# Exercise aim
Where a line contains the word "cisco", copy that line from the records below.

******

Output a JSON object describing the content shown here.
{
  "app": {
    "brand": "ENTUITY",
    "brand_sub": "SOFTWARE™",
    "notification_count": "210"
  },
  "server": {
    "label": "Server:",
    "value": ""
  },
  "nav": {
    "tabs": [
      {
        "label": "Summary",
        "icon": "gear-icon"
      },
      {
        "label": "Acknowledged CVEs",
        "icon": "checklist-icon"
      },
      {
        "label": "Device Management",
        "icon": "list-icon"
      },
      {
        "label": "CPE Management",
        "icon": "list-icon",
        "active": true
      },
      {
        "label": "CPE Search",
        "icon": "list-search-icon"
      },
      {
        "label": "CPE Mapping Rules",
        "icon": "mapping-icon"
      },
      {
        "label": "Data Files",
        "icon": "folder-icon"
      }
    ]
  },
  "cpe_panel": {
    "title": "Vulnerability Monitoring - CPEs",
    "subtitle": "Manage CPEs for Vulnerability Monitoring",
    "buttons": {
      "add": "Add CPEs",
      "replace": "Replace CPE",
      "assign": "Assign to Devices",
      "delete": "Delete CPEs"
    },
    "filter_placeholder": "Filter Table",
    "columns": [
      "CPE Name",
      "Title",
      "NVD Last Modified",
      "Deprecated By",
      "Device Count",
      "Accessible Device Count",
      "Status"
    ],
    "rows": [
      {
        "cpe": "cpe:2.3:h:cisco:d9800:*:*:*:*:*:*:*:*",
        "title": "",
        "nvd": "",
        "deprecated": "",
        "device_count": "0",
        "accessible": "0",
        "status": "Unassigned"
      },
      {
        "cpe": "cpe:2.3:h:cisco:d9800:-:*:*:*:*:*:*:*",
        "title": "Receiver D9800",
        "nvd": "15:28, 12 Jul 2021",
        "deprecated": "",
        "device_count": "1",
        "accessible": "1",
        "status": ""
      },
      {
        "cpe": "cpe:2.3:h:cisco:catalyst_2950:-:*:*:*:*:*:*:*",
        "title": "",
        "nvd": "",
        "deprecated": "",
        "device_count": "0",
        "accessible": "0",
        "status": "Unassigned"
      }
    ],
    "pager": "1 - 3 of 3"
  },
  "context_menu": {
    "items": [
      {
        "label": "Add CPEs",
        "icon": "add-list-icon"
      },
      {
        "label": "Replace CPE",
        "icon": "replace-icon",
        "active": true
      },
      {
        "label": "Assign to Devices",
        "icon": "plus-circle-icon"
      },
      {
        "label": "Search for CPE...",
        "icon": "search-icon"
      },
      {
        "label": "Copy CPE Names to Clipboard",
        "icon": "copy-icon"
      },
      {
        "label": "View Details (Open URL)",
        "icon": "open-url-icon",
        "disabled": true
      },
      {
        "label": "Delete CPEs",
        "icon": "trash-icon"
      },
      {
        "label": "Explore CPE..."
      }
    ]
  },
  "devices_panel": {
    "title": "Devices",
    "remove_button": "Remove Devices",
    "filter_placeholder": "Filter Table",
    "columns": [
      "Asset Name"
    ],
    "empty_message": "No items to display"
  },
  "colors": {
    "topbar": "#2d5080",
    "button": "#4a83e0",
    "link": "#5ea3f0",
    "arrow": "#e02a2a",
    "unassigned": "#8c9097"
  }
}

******

# Result of this exercise
        "cpe": "cpe:2.3:h:cisco:d9800:*:*:*:*:*:*:*:*",
        "cpe": "cpe:2.3:h:cisco:d9800:-:*:*:*:*:*:*:*",
        "cpe": "cpe:2.3:h:cisco:catalyst_2950:-:*:*:*:*:*:*:*",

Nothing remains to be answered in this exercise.